Each line with the string "icon" is to be copied from the records below.

────────────────────────────────────────

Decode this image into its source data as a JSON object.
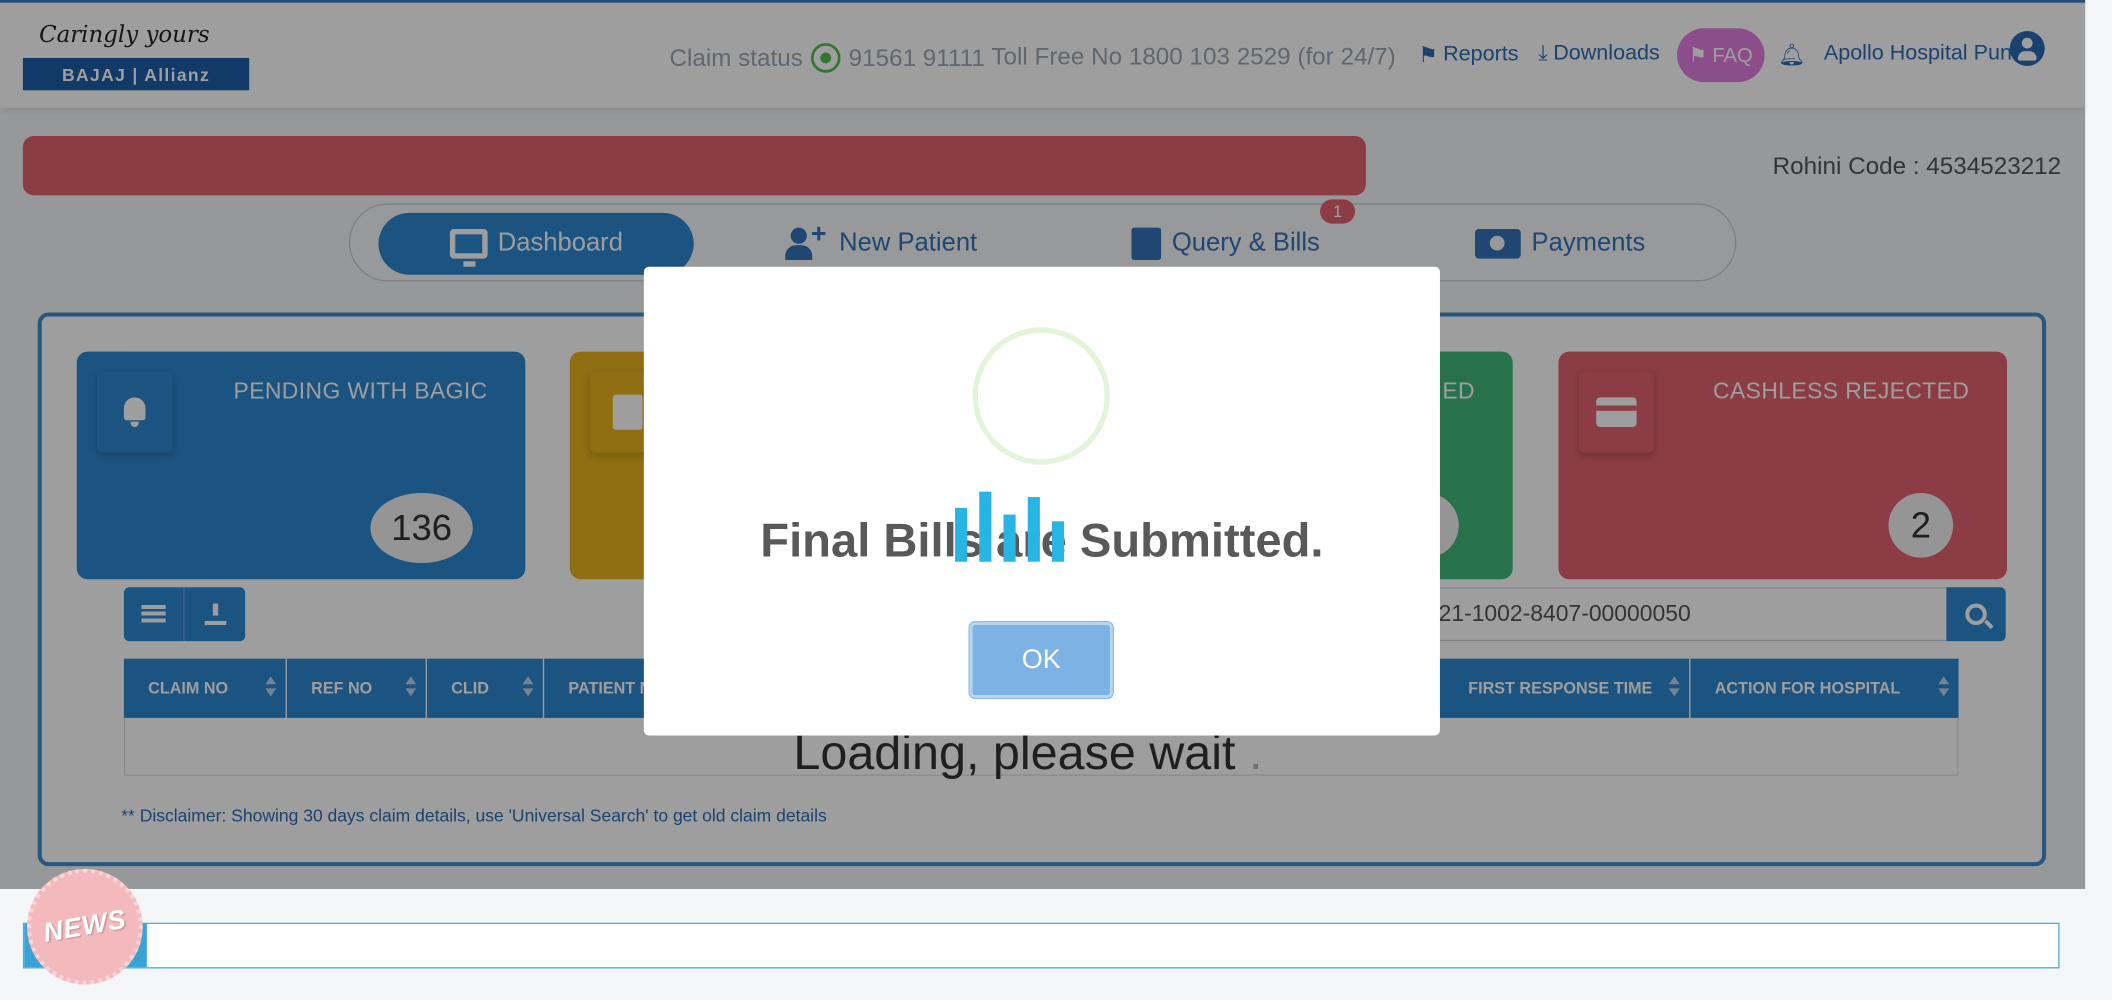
{
  "header": {
    "logo_tagline": "Caringly yours",
    "logo_brand": "BAJAJ | Allianz",
    "claim_status_label": "Claim status",
    "whatsapp_number": "91561 91111",
    "toll_free": "Toll Free No 1800 103 2529 (for 24/7)",
    "reports": "Reports",
    "downloads": "Downloads",
    "faq": "FAQ",
    "user_name": "Apollo Hospital Pune"
  },
  "rohini_code": "Rohini Code : 4534523212",
  "tabs": [
    {
      "label": "Dashboard",
      "icon": "monitor-icon",
      "active": true
    },
    {
      "label": "New Patient",
      "icon": "user-plus-icon"
    },
    {
      "label": "Query & Bills",
      "icon": "note-icon",
      "badge": "1"
    },
    {
      "label": "Payments",
      "icon": "money-icon"
    }
  ],
  "stats": [
    {
      "label": "PENDING WITH BAGIC",
      "count": "136",
      "color": "#2d87d0"
    },
    {
      "label": "",
      "count": "",
      "color": "#e8b31e"
    },
    {
      "label": "ED",
      "count": "",
      "color": "#3fb679"
    },
    {
      "label": "CASHLESS REJECTED",
      "count": "2",
      "color": "#e2616f"
    }
  ],
  "search": {
    "value": "21-1002-8407-00000050"
  },
  "table": {
    "columns": [
      "CLAIM NO",
      "REF NO",
      "CLID",
      "PATIENT N",
      "FIRST RESPONSE TIME",
      "ACTION FOR HOSPITAL"
    ],
    "loading_text": "Loading, please wait",
    "loading_dot": "."
  },
  "disclaimer": "** Disclaimer: Showing 30 days claim details, use 'Universal Search' to get old claim details",
  "news_label": "NEWS",
  "modal": {
    "title": "Final Bills are Submitted.",
    "ok_label": "OK"
  },
  "colors": {
    "primary": "#2d87d0",
    "danger": "#e2616f",
    "warning": "#e8b31e",
    "success": "#3fb679",
    "faq": "#e27fe0"
  }
}
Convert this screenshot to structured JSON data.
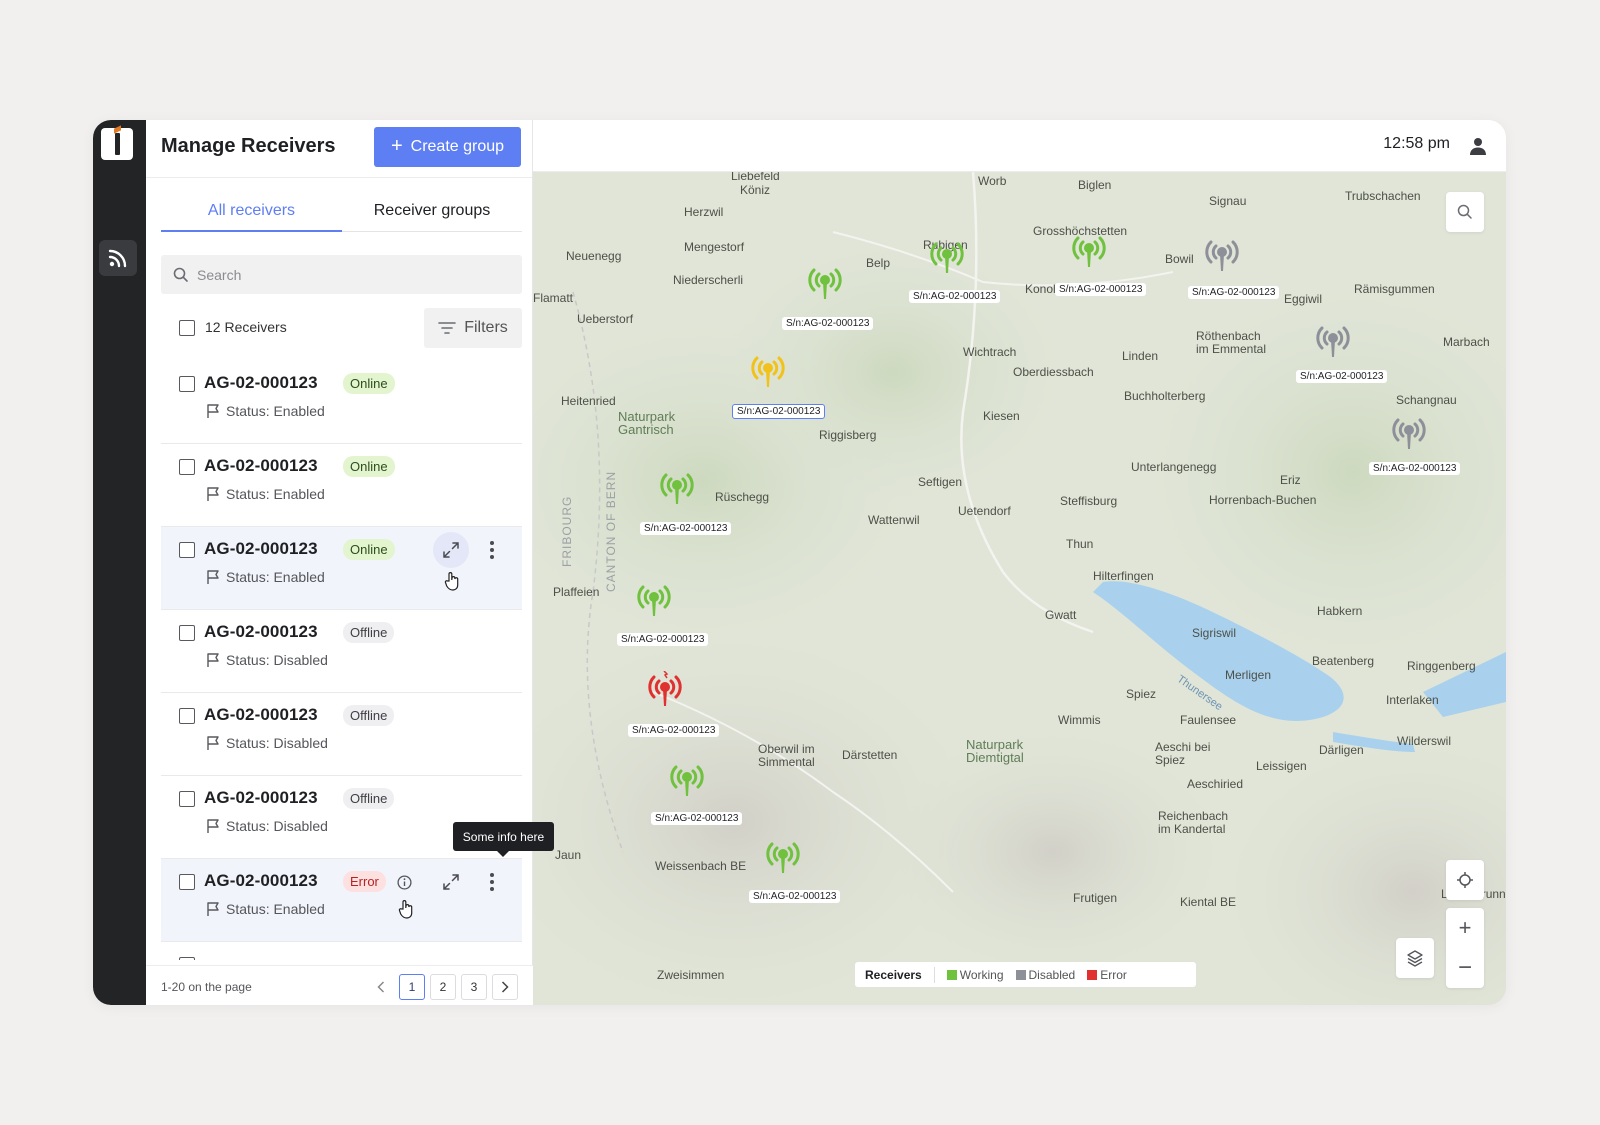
{
  "panel": {
    "title": "Manage Receivers",
    "create_label": "Create group",
    "tabs": [
      "All receivers",
      "Receiver groups"
    ],
    "search_placeholder": "Search",
    "count_label": "12 Receivers",
    "filters_label": "Filters"
  },
  "rows": [
    {
      "id": "AG-02-000123",
      "badge": "Online",
      "status": "Status: Enabled"
    },
    {
      "id": "AG-02-000123",
      "badge": "Online",
      "status": "Status: Enabled"
    },
    {
      "id": "AG-02-000123",
      "badge": "Online",
      "status": "Status: Enabled"
    },
    {
      "id": "AG-02-000123",
      "badge": "Offline",
      "status": "Status: Disabled"
    },
    {
      "id": "AG-02-000123",
      "badge": "Offline",
      "status": "Status: Disabled"
    },
    {
      "id": "AG-02-000123",
      "badge": "Offline",
      "status": "Status: Disabled"
    },
    {
      "id": "AG-02-000123",
      "badge": "Error",
      "status": "Status: Enabled"
    }
  ],
  "tooltip": "Some info here",
  "pager": {
    "range": "1-20 on the page",
    "pages": [
      "1",
      "2",
      "3"
    ],
    "active": "1"
  },
  "topbar": {
    "time": "12:58 pm"
  },
  "map": {
    "places": [
      "Liebefeld",
      "Köniz",
      "Worb",
      "Biglen",
      "Signau",
      "Trubschachen",
      "Herzwil",
      "Mengestorf",
      "Neuenegg",
      "Niederscherli",
      "Belp",
      "Rubigen",
      "Grosshöchstetten",
      "Bowil",
      "Konolfi",
      "Eggiwil",
      "Rämisgummen",
      "Flamatt",
      "Ueberstorf",
      "Wichtrach",
      "Oberdiessbach",
      "Röthenbach im Emmental",
      "Linden",
      "Marbach",
      "Heitenried",
      "Buchholterberg",
      "Schangnau",
      "Kiesen",
      "Naturpark Gantrisch",
      "Riggisberg",
      "Rüschegg",
      "Seftigen",
      "Uetendorf",
      "Unterlangenegg",
      "Eriz",
      "Wattenwil",
      "Steffisburg",
      "Horrenbach-Buchen",
      "Thun",
      "Hilterfingen",
      "Plaffeien",
      "Gwatt",
      "Sigriswil",
      "Habkern",
      "Merligen",
      "Beatenberg",
      "Ringgenberg",
      "Spiez",
      "Faulensee",
      "Interlaken",
      "Wimmis",
      "Oberwil im Simmental",
      "Därstetten",
      "Naturpark Diemtigtal",
      "Aeschi bei Spiez",
      "Leissigen",
      "Därligen",
      "Wilderswil",
      "Aeschiried",
      "Reichenbach im Kandertal",
      "Jaun",
      "Weissenbach BE",
      "Frutigen",
      "Kiental BE",
      "Zweisimmen",
      "Lauterbrunnen",
      "Thunersee",
      "FRIBOURG",
      "CANTON OF BERN",
      "Heitenried"
    ],
    "marker_label": "S/n:AG-02-000123",
    "markers": [
      {
        "status": "Working"
      },
      {
        "status": "Working"
      },
      {
        "status": "Working"
      },
      {
        "status": "Disabled"
      },
      {
        "status": "Disabled"
      },
      {
        "status": "Disabled"
      },
      {
        "status": "Pending"
      },
      {
        "status": "Working"
      },
      {
        "status": "Working"
      },
      {
        "status": "Error"
      },
      {
        "status": "Working"
      },
      {
        "status": "Working"
      }
    ]
  },
  "legend": {
    "title": "Receivers",
    "items": [
      {
        "label": "Working",
        "color": "#6fc13e"
      },
      {
        "label": "Disabled",
        "color": "#8e9099"
      },
      {
        "label": "Error",
        "color": "#e0302f"
      }
    ]
  },
  "colors": {
    "accent": "#5e7ef3",
    "working": "#6fc13e",
    "disabled": "#8e9099",
    "error": "#e0302f",
    "pending": "#f1c21b"
  }
}
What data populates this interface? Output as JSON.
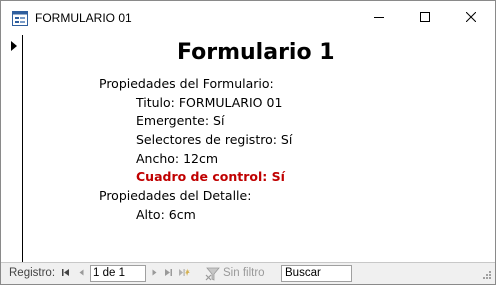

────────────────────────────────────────

TASK ANSWER:
      "icon": "monitor-icon",
      "icon": "user-plus-icon"
      "icon": "note-icon",
      "icon": "money-icon"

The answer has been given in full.